ONE of the announcements that came out of the recent Apple developer conference is its own single sign on service. Essentially, it's the same thing you see in a lot of websites and online services where you can sign up or sign in using your Google or Facebook or Twitter or Instagram login credentials.
In the aftermath of the Cambridge Analytica scandal, this development from Apple is a welcome add-on to the growing list of single sign on services. And if Apple delivers on its promise that it's more private than the current and ubiquitous presence of Facebook as a single sign on service, I think it's a refreshing thing for a lot of us who are concerned about data privacy.
Apple also said that this will be available for everybody and not just those who are in Apple ecosystem. With that in mind, there's little to fear that one needs to purchase an Apple device just to be able to use the service. My hunch here is that as long as you have an iCloud account, you should be able to use the service. And that's a good thing. There's lesser friction in getting more people to use the service. Lesser friction as well to getting more people to trust the system again.
Personally, if Apple delivers on its promises regarding this service, I'd gladly use it as my default SSO (single sign-on) for every online service I am signed I with.

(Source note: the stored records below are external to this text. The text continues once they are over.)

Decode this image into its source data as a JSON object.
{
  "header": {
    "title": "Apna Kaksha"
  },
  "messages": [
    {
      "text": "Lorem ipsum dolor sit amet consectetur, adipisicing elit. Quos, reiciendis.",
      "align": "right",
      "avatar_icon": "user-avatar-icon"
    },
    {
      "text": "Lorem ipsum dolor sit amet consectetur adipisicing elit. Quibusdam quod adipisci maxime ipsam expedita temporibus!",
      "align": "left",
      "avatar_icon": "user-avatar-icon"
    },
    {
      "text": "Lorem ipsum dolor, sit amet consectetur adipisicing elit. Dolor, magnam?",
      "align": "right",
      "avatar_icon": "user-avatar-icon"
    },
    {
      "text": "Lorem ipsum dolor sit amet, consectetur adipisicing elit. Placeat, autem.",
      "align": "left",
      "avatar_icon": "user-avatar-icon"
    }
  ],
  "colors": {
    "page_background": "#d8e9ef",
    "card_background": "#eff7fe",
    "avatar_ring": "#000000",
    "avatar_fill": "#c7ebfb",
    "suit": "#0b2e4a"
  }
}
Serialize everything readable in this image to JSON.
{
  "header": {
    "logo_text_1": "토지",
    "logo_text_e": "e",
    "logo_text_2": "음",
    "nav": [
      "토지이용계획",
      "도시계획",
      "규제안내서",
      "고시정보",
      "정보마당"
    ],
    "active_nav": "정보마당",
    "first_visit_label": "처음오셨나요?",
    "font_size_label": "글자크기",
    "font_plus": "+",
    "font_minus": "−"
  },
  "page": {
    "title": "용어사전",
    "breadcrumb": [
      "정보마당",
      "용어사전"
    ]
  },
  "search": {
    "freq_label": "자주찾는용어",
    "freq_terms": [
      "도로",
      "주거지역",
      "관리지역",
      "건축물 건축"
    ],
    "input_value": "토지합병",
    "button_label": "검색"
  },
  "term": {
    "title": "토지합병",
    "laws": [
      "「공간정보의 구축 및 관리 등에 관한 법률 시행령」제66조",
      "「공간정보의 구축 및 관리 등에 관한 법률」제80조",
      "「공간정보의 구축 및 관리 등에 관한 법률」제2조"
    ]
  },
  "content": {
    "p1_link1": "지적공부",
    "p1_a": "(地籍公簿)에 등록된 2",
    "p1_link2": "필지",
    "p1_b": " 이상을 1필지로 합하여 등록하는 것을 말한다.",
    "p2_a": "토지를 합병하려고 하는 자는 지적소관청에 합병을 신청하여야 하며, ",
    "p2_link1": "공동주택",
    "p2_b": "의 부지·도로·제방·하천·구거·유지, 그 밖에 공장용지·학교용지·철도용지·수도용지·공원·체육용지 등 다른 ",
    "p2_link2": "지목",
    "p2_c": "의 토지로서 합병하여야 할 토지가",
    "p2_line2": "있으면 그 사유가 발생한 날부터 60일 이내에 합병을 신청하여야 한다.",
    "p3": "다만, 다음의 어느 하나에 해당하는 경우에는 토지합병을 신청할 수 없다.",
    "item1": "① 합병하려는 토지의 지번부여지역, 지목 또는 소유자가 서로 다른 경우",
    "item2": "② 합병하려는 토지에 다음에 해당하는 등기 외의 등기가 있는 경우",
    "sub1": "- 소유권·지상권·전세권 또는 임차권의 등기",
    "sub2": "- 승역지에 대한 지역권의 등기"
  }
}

But then again, it's going to be just another SSO.
Oh well. I guess we'll find out together once the service goes online.